▶ Dataset rows for apps and sites:
---
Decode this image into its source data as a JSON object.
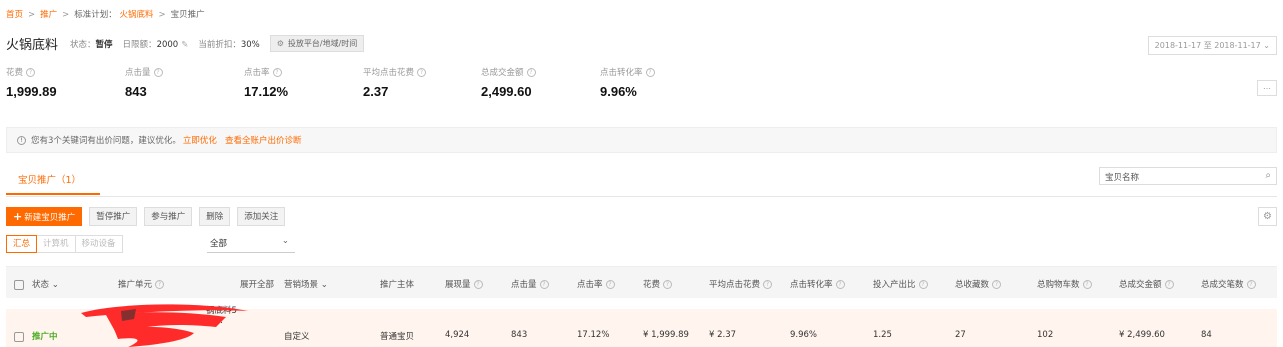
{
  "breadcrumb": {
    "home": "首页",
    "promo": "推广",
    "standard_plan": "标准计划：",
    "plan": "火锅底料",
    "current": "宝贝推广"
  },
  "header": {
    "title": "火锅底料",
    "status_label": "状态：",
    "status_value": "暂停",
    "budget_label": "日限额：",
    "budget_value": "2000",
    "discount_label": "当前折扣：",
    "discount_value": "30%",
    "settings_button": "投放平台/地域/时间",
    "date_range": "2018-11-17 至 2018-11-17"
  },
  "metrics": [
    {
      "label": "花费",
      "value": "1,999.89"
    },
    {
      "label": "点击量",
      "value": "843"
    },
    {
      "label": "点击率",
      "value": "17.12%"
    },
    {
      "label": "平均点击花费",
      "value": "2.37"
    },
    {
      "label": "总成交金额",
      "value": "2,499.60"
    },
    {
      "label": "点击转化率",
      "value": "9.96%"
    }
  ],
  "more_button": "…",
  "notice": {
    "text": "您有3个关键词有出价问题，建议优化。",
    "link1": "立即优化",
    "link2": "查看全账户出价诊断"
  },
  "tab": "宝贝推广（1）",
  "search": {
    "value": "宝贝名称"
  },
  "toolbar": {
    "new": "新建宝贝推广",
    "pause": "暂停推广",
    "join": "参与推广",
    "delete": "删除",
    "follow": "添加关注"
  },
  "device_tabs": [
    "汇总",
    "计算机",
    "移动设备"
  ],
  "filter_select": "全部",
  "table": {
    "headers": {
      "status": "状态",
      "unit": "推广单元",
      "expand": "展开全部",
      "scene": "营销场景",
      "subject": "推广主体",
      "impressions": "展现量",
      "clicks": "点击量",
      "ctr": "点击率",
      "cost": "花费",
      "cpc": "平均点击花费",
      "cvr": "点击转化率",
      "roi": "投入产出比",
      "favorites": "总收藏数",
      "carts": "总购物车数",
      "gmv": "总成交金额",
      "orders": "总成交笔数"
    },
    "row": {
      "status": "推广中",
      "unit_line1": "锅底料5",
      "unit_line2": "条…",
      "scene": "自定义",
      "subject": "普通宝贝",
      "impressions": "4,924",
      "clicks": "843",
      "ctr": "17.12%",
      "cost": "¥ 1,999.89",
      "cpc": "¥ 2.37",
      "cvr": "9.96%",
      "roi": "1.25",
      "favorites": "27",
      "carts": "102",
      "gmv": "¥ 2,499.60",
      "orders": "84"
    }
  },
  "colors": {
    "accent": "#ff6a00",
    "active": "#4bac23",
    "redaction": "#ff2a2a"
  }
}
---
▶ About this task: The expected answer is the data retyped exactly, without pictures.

▶ Answer space:
Decode this image into its source data as a JSON object.
{
  "breadcrumb": {
    "home": "首页",
    "promo": "推广",
    "standard_plan": "标准计划：",
    "plan": "火锅底料",
    "current": "宝贝推广"
  },
  "header": {
    "title": "火锅底料",
    "status_label": "状态：",
    "status_value": "暂停",
    "budget_label": "日限额：",
    "budget_value": "2000",
    "discount_label": "当前折扣：",
    "discount_value": "30%",
    "settings_button": "投放平台/地域/时间",
    "date_range": "2018-11-17 至 2018-11-17"
  },
  "metrics": [
    {
      "label": "花费",
      "value": "1,999.89"
    },
    {
      "label": "点击量",
      "value": "843"
    },
    {
      "label": "点击率",
      "value": "17.12%"
    },
    {
      "label": "平均点击花费",
      "value": "2.37"
    },
    {
      "label": "总成交金额",
      "value": "2,499.60"
    },
    {
      "label": "点击转化率",
      "value": "9.96%"
    }
  ],
  "more_button": "…",
  "notice": {
    "text": "您有3个关键词有出价问题，建议优化。",
    "link1": "立即优化",
    "link2": "查看全账户出价诊断"
  },
  "tab": "宝贝推广（1）",
  "search": {
    "value": "宝贝名称"
  },
  "toolbar": {
    "new": "新建宝贝推广",
    "pause": "暂停推广",
    "join": "参与推广",
    "delete": "删除",
    "follow": "添加关注"
  },
  "device_tabs": [
    "汇总",
    "计算机",
    "移动设备"
  ],
  "filter_select": "全部",
  "table": {
    "headers": {
      "status": "状态",
      "unit": "推广单元",
      "expand": "展开全部",
      "scene": "营销场景",
      "subject": "推广主体",
      "impressions": "展现量",
      "clicks": "点击量",
      "ctr": "点击率",
      "cost": "花费",
      "cpc": "平均点击花费",
      "cvr": "点击转化率",
      "roi": "投入产出比",
      "favorites": "总收藏数",
      "carts": "总购物车数",
      "gmv": "总成交金额",
      "orders": "总成交笔数"
    },
    "row": {
      "status": "推广中",
      "unit_line1": "锅底料5",
      "unit_line2": "条…",
      "scene": "自定义",
      "subject": "普通宝贝",
      "impressions": "4,924",
      "clicks": "843",
      "ctr": "17.12%",
      "cost": "¥ 1,999.89",
      "cpc": "¥ 2.37",
      "cvr": "9.96%",
      "roi": "1.25",
      "favorites": "27",
      "carts": "102",
      "gmv": "¥ 2,499.60",
      "orders": "84"
    }
  },
  "colors": {
    "accent": "#ff6a00",
    "active": "#4bac23",
    "redaction": "#ff2a2a"
  }
}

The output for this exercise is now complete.